## EXERCISE
The answer must consist of every line from the data that holds "JSON".

## DATA EXTRACTS

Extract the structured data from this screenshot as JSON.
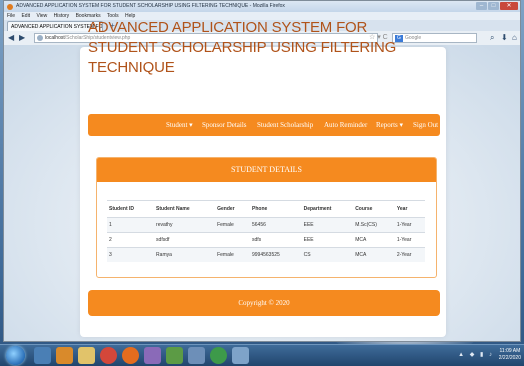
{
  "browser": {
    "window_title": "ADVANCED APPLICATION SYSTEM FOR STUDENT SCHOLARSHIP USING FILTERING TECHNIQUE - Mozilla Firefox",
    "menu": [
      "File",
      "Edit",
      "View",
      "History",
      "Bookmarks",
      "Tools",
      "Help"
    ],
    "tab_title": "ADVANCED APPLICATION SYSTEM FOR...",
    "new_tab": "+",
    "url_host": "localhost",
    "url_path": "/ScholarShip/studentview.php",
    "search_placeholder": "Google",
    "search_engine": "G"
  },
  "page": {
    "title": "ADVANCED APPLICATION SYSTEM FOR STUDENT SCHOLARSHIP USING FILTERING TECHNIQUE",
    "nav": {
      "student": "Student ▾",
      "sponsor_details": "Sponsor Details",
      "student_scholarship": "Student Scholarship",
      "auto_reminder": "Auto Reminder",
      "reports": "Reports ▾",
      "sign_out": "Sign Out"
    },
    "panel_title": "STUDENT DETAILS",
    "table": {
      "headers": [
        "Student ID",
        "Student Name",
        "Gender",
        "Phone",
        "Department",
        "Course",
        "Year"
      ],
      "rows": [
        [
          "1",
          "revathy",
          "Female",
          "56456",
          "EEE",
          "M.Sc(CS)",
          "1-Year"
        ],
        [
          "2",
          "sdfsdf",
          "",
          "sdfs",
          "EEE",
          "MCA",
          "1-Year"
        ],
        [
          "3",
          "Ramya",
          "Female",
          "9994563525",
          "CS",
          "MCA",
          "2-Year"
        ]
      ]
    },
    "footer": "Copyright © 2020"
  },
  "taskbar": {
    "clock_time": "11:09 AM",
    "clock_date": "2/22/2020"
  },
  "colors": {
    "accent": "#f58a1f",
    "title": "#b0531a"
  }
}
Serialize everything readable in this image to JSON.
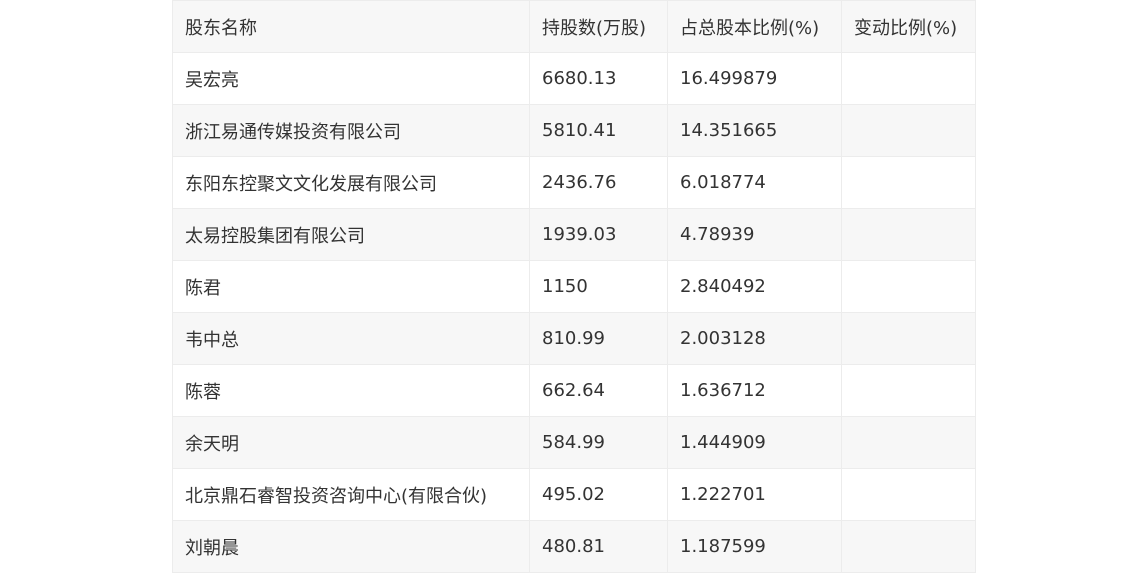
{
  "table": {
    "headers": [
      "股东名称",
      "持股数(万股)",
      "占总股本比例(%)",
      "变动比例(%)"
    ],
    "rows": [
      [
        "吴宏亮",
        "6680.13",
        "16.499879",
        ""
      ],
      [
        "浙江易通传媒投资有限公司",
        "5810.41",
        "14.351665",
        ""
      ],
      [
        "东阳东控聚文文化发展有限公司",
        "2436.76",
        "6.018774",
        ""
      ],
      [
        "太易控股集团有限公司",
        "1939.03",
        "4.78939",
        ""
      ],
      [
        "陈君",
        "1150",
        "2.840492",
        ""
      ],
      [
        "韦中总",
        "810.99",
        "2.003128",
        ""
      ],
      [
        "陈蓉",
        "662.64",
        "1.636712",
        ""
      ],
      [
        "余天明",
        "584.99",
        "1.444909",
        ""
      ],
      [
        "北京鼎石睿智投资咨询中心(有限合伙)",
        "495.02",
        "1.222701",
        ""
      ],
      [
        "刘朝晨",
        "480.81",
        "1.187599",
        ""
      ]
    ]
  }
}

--

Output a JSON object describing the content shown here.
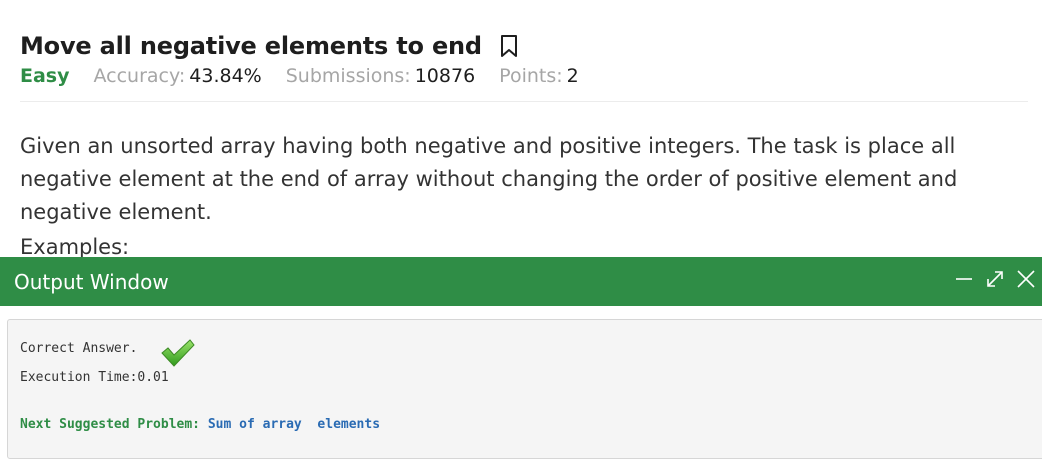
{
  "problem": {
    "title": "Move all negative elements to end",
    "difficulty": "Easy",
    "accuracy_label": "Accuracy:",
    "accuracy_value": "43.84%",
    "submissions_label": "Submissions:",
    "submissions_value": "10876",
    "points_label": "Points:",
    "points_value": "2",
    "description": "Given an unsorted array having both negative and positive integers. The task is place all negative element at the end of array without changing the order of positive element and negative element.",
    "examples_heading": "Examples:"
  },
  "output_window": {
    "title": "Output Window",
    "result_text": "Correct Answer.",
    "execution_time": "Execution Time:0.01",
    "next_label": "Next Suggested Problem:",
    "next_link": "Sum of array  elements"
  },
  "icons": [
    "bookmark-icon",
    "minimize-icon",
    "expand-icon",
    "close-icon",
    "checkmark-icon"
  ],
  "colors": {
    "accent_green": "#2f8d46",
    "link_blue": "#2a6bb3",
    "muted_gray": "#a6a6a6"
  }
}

## SOLUTION TO THIS EXERCISE
Extract the structured data from this screenshot as JSON.
Serialize everything readable in this image to JSON.
Output a JSON object describing the content shown here.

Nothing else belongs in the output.